The estate of an Amazon delivery driver, killed when tornadoes tore through a distribution center near St. Louis, filed a lawsuit Monday, accusing the e-commerce giant of recklessly putting “profits over safety.”
McEwen and other employees were ordered to keep working when they should have been evacuated as the tornadoes were approaching, according to the wrongful death complaint filed in Madison County Circuit Court.
“It’s very clear that there could be a profits over safety argument in this case, that Amazon was more concerned, during its peak delivery season, with keeping its production lines running,” the plaintiff’s attorney, Jack J. Casciato, told reporters Monday.
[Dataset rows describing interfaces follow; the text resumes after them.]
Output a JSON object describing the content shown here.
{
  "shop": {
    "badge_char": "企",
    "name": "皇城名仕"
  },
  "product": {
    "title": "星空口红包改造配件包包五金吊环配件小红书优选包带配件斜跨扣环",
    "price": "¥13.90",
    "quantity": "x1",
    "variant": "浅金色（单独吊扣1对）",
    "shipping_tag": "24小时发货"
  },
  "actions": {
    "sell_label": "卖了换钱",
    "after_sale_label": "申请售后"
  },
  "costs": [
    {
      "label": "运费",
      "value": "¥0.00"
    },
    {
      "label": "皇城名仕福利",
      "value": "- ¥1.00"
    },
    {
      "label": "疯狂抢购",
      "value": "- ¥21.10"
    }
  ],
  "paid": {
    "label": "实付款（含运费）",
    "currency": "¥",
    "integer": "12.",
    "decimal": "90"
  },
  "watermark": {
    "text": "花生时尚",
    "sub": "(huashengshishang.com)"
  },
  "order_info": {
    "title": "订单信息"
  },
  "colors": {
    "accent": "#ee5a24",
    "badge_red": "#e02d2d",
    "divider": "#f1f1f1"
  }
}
“This facility could have easily shut down for the day. Workers like Austin could have been directed home and the next morning, only losing perhaps 12 hours, could have resumed the work and a lot of (lost) lives and injuries would have been avoided here.”
The facility struck Dec. 10 is less the four years old and was “in compliance with all applicable building codes,” making continued work that day appropriate, Amazon spokeswoman Kelly Nantel said.
“Severe weather watches are common in this part of the country and, while precautions are taken, are not cause for most businesses to close down,” she added.
It’s believed to be the first lawsuit against Amazon, stemming from the Dec. 10 tornadoes that struck Edwardsville.
The victim was passionate about sports, having played hockey at McKendree University, and hoped to start a family someday with his girlfriend of five years, his mother, Alice McEwen, said.
“Our son was a very loved individual,” she said. “He had a love for life.”
The estate is asking for more than $50,000 in damages, but the lawsuit otherwise did not name a specific amount.
David K. Li is a breaking news reporter for NBC News.
Matthew Mata is an assignment editor in NBC News’ Chicago bureau.